It was already my last day in Tokyo and again I wanted to cram in everything to try and not miss anything amazing, but this is Tokyo I was still going to miss a lot of great things. I started the day visiting the nearby Asakusa Shrine – the Shrine of the Three Gods. Unfortunately, it was a wet and overcast day but was pleasant ambling around the temples grounds and browsing the numerous tourist stalls that line the pathway to the entrance of the shrine. From here I hoped on the train to Akihabara, the shopping area of the city known for its Manga / anime and maid cafes, which being on my own decided against going to despite my curiosity. It was cool to see the front of buildings plastered with huge manga characters; it was fascinating to wander about some of these shops. Next stop – Harajuku which always makes me think of the Gwen Stefani song. It’s in this shopping area that contains Japanese youth and fashion culture with the narrows streets heaving with teens getting their makeup and clothes especially the doll and alternative styles you associate with the Japanese. Again, this is another neighbourhood that demands you to amble around. From here, I headed to the Shinjuku Gyoen National Park, however on my there the heavens opened, so I decided to head to a shop to get an umbrella. This sums up how lovely the Japanese are, whilst I was stood at a crossing, getting drenched, a lady with an umbrella came and stood next to me, put the umbrella over the two of us and walked me over the road with shelter from the rain. I was genuinely touched by this. With an umbrella in hand, I strolled around the beautiful Gardens with a host of different tones of pink and white blossom. Even in the rain the beauty of it could be appreciated, walking around here and the large greenhouse easily ate into a few hours of my afternoon, only a shame it wasn’t sunny like the previous day. As this was close to Shinjuku’s range of shopping streets I had a quick look about the area before getting completely lost on how to use the subway, which is different to the JR lines of the city. Yet, somehow I found my way back to Asakusa and went for another stroll amongst the stalls at the shrine and treated myself to some Japanese sweets flavoured with either green tea or cherry blossom and filled with red bean pasta…so good!!! The evening, was another quiet one spent at the vending machine dinner spot and then a Starbucks at Shibuya which overlooks that infamous road crossing web, cute watching a wedding couple trying to run into the middle and take their professional photos before the lights changed.

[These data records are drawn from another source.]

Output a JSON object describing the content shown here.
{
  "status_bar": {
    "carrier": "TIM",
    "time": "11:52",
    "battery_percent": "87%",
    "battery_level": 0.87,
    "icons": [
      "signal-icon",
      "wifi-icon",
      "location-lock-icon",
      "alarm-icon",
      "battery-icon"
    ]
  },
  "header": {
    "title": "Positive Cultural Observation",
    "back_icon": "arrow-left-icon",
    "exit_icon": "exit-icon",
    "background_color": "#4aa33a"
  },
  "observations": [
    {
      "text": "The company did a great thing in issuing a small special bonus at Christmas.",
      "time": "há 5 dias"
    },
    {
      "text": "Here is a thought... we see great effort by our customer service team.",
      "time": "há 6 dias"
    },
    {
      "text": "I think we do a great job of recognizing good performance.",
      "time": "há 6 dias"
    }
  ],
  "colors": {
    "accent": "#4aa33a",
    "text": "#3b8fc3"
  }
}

Already can’t believe my time in Tokyo is complete. Already loving Japan and its culture, people, food and mannerisms. I mean, queuing to get on to the subway / train, like you’d ever see that in England!